The expansive technological developments that occurred over the past decades have clearly moved the field of Interventional MRI beyond the arena of the “proof of concept” to a viable option for minimally invasive diagnosis and therapy. State-of-the-art MRI technology can currently be employed to identify an occult target pathology, confidently steer an interventional device into complex anatomy, accurately deliver a device, drug, or energy, and/or monitor the real time effect of a treatment. Implementing a full-scope interventional MRI service requires substantial physical and conceptual modifications of the traditional diagnostic MRI environment. As such, it is essential to recognize that interventional MRI does not only involve the actual MRI-guided interventional event but should rather be perceived as a whole foundation of technology, development, set-up, conceptual training, and an institutional culture that realizes the opportunities offered by and understands the challenges and limitations of MRI-guided interventions. At Emory University, we had the privilege to build a de novo interventional MRI suite and to subsequently operate a high volume clinical interventional MRI service. The Emory program was launched with the goal of establishing a destination site for a comprehensive clinical service of MRI-guided interventions. The experience gained and the lessons learned are shared with the readers in this article.

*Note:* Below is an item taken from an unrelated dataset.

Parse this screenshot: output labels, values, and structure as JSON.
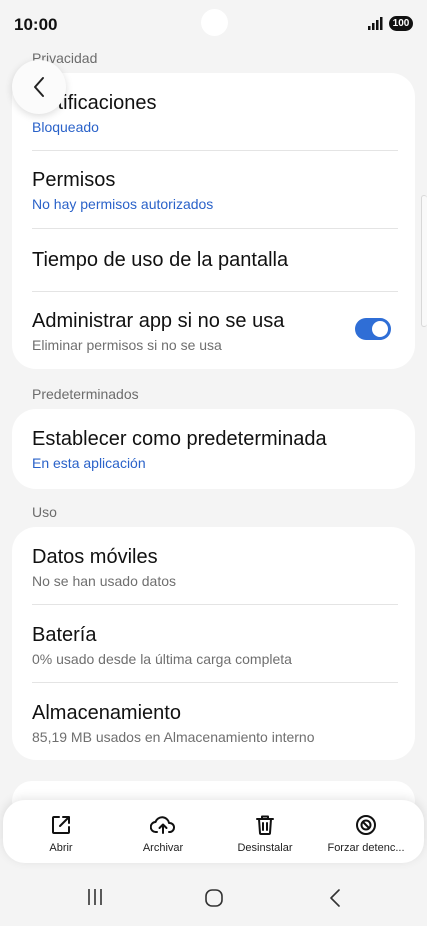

*Associate Professor, Interventional MRI Program, Department of Radiology and Imaging Sciences, Emory University Hospitals and School of Medicine
†Professor and Executive Vice President for Health Affairs, Emory University, Atlanta, GA.
Address correspondence to Sherif G. Nour, MD, FRCR, Associate Professor of Radiology and Imaging Sciences, Director, Interventional MRI Program, Department of Radiology and Imaging Sciences, Emory University Hospitals and School of Medicine, 1364 Clifton Rd NE, Room: BG-42, Atlanta, GA 30322 (e-mail: email@example.com).
The authors report no conflicts of interest.